• _EXERCISE GOAL_: Tell how many lines of the data below have the string "text" in them. Say nothing more.

Start of DATA

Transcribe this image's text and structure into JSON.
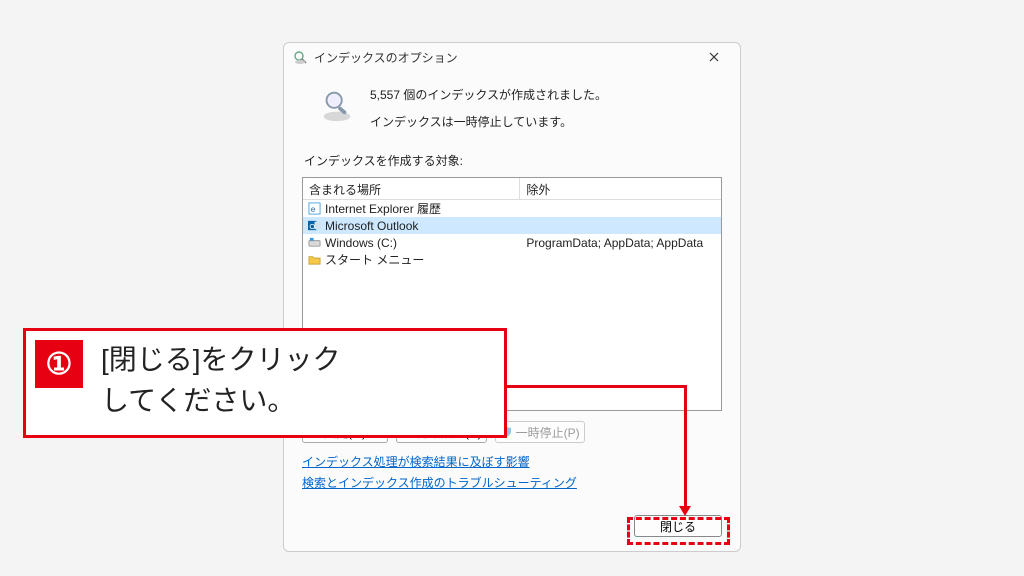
{
  "dialog": {
    "title": "インデックスのオプション",
    "status_count_line": "5,557 個のインデックスが作成されました。",
    "status_state_line": "インデックスは一時停止しています。",
    "section_label": "インデックスを作成する対象:",
    "columns": {
      "included": "含まれる場所",
      "excluded": "除外"
    },
    "rows": [
      {
        "icon": "ie-icon",
        "name": "Internet Explorer 履歴",
        "excluded": "",
        "selected": false
      },
      {
        "icon": "outlook-icon",
        "name": "Microsoft Outlook",
        "excluded": "",
        "selected": true
      },
      {
        "icon": "drive-icon",
        "name": "Windows (C:)",
        "excluded": "ProgramData; AppData; AppData",
        "selected": false
      },
      {
        "icon": "folder-icon",
        "name": "スタート メニュー",
        "excluded": "",
        "selected": false
      }
    ],
    "buttons": {
      "modify": "変更(M)",
      "advanced": "詳細設定(D)",
      "pause": "一時停止(P)",
      "close": "閉じる"
    },
    "links": {
      "impact": "インデックス処理が検索結果に及ぼす影響",
      "troubleshoot": "検索とインデックス作成のトラブルシューティング"
    }
  },
  "annotation": {
    "step": "①",
    "text": "[閉じる]をクリック\nしてください。"
  }
}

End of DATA

• _RESPONSE FOR THIS EXERCISE_: 2